    Excessive adiposity in pregnancy is associated with an altered cardiometabolic profile and adverse maternal and offspring outcomes. Pre-pregnancy body mass index (pBMI) is a proxy measure for adiposity that is most often used in clinical settings; however, it may not identify at-risk pregnancies caused by adiposity-related cardiometabolic dysfunction. The challenge is that validated direct adiposity measures are limited due to the dynamic nature of pregnancy. This exploratory analysis aimed to, 1) evaluate longitudinal changes in % body fat (BF) and the agreement between skinfold thickness (SFT) and bioelectrical impedance analysis (BIA) across pregnancy and in postpartum; 2) compare the discrimination power of SFT, BIA, and pBMI regarding adiposity status; and 3) assess agreement between SFT and BIA with dual-energy X-ray absorptiometry (DXA) in the postpartum.

    Methods

    Participants enrolled in the Be Healthy in Pregnancy (BHIP) RCT (NCT01693510) had demographic data and pBMI collected at enrollment and adiposity measured at 12-17, 26-28, and 36-38 weeks gestation by BIA (%BF) and SFT (sum and %BF), and also by DXA at 6 months postpartum. Agreement between methods was assessed by Bland Altman plots and McNemar's test and C-statistic for discriminative power.

    Results

    In 181 women with mean pBMI of 25.1 kg/m2 (min: 17.4 kg/m2, max: 39.6 kg/m2) and age 31.6 (SD: 4.0 yr), maternal adiposity increased significantly (p < 0.001) across pregnancy when measured by the sum of SFT or %BF by BIA, but not %BF by SFT. In early pregnancy, BF by BIA and SFT showed good agreement, with BIA values 1.8% greater than SFT, but low agreement in late pregnancy, with BIA values 7.1% greater than SFT. However, in the postpartum, agreement was similar to early pregnancy, and both BIA and SFT demonstrated good agreement with DXA. By pBMI, 45.5% of participants were categorized as overweight/obese, compared to 66.5% by BIA (p < 0.0001) and 54.5% by SFT (p < 0.0001).

    Conclusions
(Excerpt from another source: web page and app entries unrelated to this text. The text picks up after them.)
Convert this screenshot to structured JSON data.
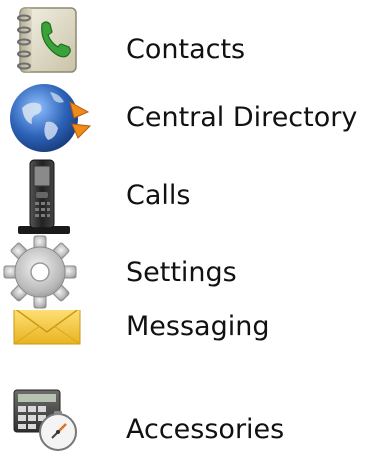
{
  "menu": {
    "items": [
      {
        "label": "Contacts",
        "icon": "address-book-icon"
      },
      {
        "label": "Central Directory",
        "icon": "globe-icon"
      },
      {
        "label": "Calls",
        "icon": "phone-icon"
      },
      {
        "label": "Settings",
        "icon": "gear-icon"
      },
      {
        "label": "Messaging",
        "icon": "envelope-icon"
      },
      {
        "label": "Accessories",
        "icon": "calculator-clock-icon"
      }
    ]
  },
  "colors": {
    "text": "#111111",
    "phone_green": "#3aa23a",
    "globe_blue": "#2d63b8",
    "envelope_yellow": "#f2c531",
    "gear_gray": "#b9b9b9"
  }
}
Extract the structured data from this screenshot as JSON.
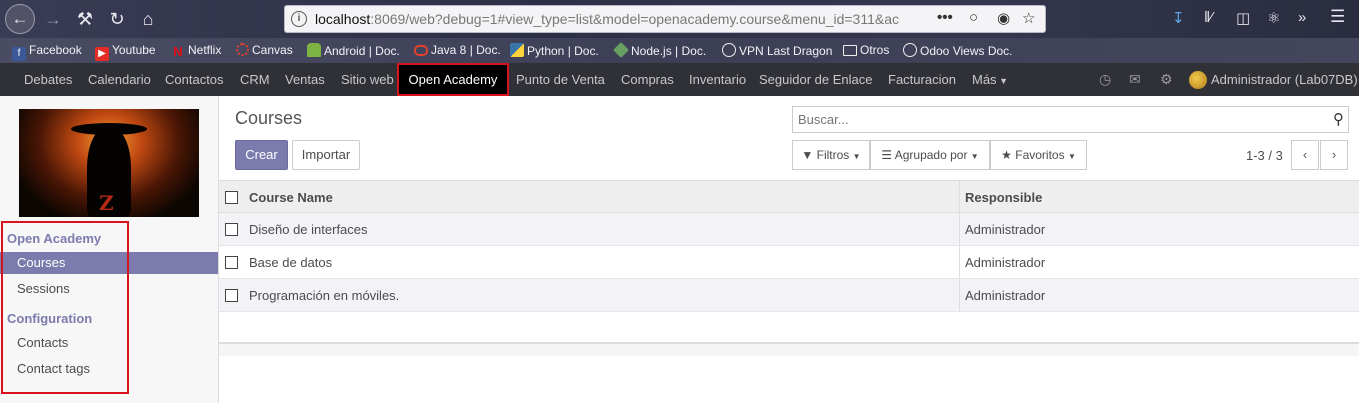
{
  "browser": {
    "url_host": "localhost",
    "url_rest": ":8069/web?debug=1#view_type=list&model=openacademy.course&menu_id=311&ac",
    "bookmarks": [
      "Facebook",
      "Youtube",
      "Netflix",
      "Canvas",
      "Android | Doc.",
      "Java 8 | Doc.",
      "Python | Doc.",
      "Node.js |  Doc.",
      "VPN Last Dragon",
      "Otros",
      "Odoo Views Doc."
    ]
  },
  "topnav": {
    "items": [
      "Debates",
      "Calendario",
      "Contactos",
      "CRM",
      "Ventas",
      "Sitio web"
    ],
    "active": "Open Academy",
    "items_after": [
      "Punto de Venta",
      "Compras",
      "Inventario",
      "Seguidor de Enlace",
      "Facturacion"
    ],
    "more": "Más",
    "user": "Administrador (Lab07DB)"
  },
  "sidebar": {
    "section1": "Open Academy",
    "section1_items": [
      "Courses",
      "Sessions"
    ],
    "section2": "Configuration",
    "section2_items": [
      "Contacts",
      "Contact tags"
    ]
  },
  "main": {
    "title": "Courses",
    "search_placeholder": "Buscar...",
    "create_label": "Crear",
    "import_label": "Importar",
    "filters_label": "Filtros",
    "groupby_label": "Agrupado por",
    "favorites_label": "Favoritos",
    "pager": "1-3 / 3"
  },
  "table": {
    "columns": [
      "Course Name",
      "Responsible"
    ],
    "rows": [
      [
        "Diseño de interfaces",
        "Administrador"
      ],
      [
        "Base de datos",
        "Administrador"
      ],
      [
        "Programación en móviles.",
        "Administrador"
      ]
    ]
  }
}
    In comparison to SFT and BIA, the results suggest that pBMI is less sensitive in identifying participants with excessive adiposity, limiting its use as a screening tool for adiposity-related adverse outcomes in pregnancy. It would be preferable to use a direct measure of adiposity to screen for at-risk pregnancies. Both %BF by BIA and sum of SFT can quantify the change in adiposity across pregnancy and in the postpartum and thus could be adopted as clinical practice tools. Future research efforts should further refine and validate adiposity techniques for use, particularly in mid and late pregnancy.

    Clinical trial

    The BHIP clinical trial (NCT01693510). REGISTRATION SITE: https://clinicaltrials.gov/ct2/show/NCT01693510.

publication date

  • June 2022